- _What is required_:
Among the entries below, find every line that has "text" and pull it out.

(Component data from apps and pages)
──────

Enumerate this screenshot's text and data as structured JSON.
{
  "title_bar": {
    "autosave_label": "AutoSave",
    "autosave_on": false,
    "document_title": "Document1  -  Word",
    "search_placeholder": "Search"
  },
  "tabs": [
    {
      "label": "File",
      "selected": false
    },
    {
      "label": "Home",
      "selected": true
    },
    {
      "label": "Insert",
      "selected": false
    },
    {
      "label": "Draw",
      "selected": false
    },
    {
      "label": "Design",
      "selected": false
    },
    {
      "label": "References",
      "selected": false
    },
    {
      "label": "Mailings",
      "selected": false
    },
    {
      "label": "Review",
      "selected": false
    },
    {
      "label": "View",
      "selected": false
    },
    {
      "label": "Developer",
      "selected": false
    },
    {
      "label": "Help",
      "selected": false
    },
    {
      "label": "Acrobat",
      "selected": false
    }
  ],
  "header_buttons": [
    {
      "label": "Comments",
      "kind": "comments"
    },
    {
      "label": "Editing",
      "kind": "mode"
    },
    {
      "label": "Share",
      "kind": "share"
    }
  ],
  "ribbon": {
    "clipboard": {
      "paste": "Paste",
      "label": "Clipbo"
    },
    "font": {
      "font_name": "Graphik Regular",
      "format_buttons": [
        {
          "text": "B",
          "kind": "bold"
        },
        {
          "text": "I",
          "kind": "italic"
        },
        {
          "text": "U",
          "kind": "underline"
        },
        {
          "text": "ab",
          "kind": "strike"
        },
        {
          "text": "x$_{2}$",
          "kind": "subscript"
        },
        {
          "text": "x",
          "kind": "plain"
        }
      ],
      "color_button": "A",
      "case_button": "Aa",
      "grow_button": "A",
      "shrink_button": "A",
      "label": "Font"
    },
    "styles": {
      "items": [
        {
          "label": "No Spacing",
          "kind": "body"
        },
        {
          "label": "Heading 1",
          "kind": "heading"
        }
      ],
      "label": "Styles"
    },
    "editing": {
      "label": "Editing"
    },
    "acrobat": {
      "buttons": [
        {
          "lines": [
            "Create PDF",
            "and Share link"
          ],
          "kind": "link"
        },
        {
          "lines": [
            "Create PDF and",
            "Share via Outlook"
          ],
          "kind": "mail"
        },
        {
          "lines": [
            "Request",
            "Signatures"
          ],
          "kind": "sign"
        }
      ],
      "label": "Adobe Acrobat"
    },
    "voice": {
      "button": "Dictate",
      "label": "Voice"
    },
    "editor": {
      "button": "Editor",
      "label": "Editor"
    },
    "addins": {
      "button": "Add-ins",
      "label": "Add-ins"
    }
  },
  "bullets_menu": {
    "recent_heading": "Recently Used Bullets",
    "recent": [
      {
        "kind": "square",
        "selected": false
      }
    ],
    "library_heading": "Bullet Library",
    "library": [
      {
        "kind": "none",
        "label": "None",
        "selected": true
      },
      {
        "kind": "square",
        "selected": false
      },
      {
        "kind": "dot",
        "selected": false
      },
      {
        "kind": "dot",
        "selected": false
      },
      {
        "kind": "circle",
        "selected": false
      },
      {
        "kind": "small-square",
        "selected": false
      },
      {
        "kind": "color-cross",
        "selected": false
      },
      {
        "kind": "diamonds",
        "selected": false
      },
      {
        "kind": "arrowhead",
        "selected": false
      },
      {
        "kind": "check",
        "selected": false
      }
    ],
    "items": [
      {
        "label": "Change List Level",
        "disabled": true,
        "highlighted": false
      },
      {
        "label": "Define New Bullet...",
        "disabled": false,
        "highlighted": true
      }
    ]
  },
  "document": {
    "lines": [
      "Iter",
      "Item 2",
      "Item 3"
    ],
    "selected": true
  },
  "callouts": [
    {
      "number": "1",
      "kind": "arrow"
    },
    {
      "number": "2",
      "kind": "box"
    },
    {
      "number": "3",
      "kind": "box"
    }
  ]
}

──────

- _Response area_:
Enumerate this screenshot's text and data as structured JSON.
          "text": "B",
          "text": "I",
          "text": "U",
          "text": "ab",
          "text": "x$_{2}$",
          "text": "x",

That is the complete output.